"What have you two been up to?" Dad asked Seth and Leah.

Mom brightened up. "Yes, how have you two been?"

They both smiled and shrugged. "Good."

"Oh, come on." Mom buttered a small biscuit. "Tell us some details. Are you dating anyone? Have you gone anywhere fun? Passed all your finals?"

The last question punched through Jonathan's gut. His lips flattened into a hard line.

Leah and Seth both shrugged again.

"We're really not that interesting, Aunt Anna." Seth admitted.

"Oh please," Sue laughed, "Seth's too modest. The school just called two days ago. All A's." Her eyes beamed with pride for her son. "I really don't know how he did it."

"Really?" Mom's voice took on a new tone. She quirked an eyebrow at Jonathan. "Good for you, Seth. I always say that hard work leads to success. Wouldn't you say so, Jonathan."

He froze. His thoughts froze. His body froze.

When he got control of himself, he pushed back his chair. "I think forgot something in your car last night, Sue. I'll be right back."

He was out the front door before anyone could say anything. He paced the driveway twice, breathing heavily.

A hand pulled on his arm. He glared at the hand and yanked himself away from his mother.

"What is your problem?" she demanded. "You think you can just storm off like that?"

"My problem?" His voice was low. "What was with rubbing that in back there? I get it, okay, Mom. I screwed up. I failed my classes. I'll go to summer school and make it up. Why are you making such a big deal out of this?"

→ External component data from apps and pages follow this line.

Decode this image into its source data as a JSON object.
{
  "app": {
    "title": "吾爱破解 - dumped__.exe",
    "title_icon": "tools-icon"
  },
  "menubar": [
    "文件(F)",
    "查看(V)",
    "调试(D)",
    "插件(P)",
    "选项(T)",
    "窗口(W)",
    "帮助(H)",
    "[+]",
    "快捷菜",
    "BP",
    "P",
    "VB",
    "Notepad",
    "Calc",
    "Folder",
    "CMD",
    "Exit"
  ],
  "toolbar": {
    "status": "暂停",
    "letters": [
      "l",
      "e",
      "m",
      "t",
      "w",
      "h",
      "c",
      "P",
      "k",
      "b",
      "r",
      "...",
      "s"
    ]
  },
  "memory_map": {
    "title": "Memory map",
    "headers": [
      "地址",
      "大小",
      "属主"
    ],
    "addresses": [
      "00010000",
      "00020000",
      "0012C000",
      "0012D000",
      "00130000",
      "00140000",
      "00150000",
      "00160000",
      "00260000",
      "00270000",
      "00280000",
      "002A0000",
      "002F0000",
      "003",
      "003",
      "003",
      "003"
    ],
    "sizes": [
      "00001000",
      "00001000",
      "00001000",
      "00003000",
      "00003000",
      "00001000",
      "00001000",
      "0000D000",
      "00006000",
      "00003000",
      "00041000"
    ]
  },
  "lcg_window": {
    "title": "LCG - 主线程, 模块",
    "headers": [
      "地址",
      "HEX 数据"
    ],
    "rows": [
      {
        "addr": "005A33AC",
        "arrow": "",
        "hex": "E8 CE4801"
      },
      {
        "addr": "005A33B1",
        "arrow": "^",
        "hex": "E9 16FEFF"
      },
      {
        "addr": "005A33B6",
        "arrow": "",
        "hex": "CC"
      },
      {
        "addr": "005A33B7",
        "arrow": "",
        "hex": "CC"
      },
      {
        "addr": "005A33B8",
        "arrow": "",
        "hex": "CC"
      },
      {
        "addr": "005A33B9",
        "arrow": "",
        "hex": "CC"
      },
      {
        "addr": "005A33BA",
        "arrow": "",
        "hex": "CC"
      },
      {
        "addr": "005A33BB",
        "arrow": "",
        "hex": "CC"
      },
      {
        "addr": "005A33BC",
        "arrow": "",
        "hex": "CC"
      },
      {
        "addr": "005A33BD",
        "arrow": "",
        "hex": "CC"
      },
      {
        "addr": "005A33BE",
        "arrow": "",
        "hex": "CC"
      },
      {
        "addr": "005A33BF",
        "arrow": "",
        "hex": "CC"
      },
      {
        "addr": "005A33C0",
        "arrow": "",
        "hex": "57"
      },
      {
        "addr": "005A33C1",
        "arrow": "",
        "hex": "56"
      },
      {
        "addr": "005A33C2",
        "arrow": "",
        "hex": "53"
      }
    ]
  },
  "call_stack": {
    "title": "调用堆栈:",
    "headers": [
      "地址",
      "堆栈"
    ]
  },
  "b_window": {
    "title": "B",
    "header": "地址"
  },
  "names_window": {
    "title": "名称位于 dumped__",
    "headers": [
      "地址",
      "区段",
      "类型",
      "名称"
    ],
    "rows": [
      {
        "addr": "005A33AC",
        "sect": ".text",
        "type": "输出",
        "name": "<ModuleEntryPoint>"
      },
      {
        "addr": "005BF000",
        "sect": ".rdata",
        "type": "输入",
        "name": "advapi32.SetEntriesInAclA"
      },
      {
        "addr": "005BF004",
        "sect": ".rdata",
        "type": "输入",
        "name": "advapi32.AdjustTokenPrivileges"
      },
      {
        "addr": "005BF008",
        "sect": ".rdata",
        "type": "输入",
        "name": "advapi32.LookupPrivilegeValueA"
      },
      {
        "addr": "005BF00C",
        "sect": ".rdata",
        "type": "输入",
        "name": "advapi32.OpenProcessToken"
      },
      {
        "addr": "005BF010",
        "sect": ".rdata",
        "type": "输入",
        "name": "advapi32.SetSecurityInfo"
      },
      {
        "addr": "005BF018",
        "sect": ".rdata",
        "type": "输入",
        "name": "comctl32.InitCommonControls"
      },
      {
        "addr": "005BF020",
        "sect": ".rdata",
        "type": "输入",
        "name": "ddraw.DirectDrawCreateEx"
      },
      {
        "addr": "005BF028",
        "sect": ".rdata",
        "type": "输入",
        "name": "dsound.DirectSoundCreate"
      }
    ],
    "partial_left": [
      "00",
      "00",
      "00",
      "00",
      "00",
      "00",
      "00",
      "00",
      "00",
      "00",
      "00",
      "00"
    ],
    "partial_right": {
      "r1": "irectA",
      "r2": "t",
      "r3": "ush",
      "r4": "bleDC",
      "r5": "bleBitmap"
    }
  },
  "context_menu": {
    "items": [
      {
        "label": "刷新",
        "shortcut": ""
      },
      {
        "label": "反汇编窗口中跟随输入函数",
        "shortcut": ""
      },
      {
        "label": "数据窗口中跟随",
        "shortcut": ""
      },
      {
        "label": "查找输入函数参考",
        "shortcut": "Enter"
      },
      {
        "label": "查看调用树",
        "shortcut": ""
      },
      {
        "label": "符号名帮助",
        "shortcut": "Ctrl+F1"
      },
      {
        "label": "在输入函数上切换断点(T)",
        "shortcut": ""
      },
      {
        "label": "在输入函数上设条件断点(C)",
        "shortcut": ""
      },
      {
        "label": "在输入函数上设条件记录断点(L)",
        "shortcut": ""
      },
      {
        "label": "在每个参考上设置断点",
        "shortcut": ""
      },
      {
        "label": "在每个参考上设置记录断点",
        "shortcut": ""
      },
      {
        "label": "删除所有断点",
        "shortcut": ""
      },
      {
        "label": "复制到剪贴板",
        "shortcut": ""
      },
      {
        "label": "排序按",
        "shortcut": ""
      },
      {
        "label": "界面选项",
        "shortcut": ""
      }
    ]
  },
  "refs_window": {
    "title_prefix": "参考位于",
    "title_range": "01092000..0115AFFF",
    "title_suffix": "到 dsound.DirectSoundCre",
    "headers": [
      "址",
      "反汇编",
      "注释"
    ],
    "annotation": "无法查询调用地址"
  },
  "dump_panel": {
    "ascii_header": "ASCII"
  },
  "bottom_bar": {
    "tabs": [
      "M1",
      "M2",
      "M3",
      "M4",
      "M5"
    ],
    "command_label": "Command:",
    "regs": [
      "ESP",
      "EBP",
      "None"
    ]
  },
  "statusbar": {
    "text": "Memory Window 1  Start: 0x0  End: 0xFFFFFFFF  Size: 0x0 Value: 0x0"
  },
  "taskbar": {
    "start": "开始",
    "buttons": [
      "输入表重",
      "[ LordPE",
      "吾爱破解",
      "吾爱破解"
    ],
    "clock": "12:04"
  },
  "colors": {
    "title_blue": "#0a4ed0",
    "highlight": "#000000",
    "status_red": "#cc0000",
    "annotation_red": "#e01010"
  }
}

"Don't talk back to me like that." She grabbed his arm again. "And don't try to make me feel guilty for your mistakes."

Jonathan didn't step back. Anger wasn't an emotion he felt often. Sure, he got annoyed sometimes, but this pure anger building up inside him felt foreign. Inside, he had frozen when the feeling shot up his spine. Now, he shook. The hostility in his eyes made his mom let go of his arm. She began speaking again, but he couldn't make out what she was saying.

People began screaming.

"Anna! Get Back!"


Then he went blind with rage.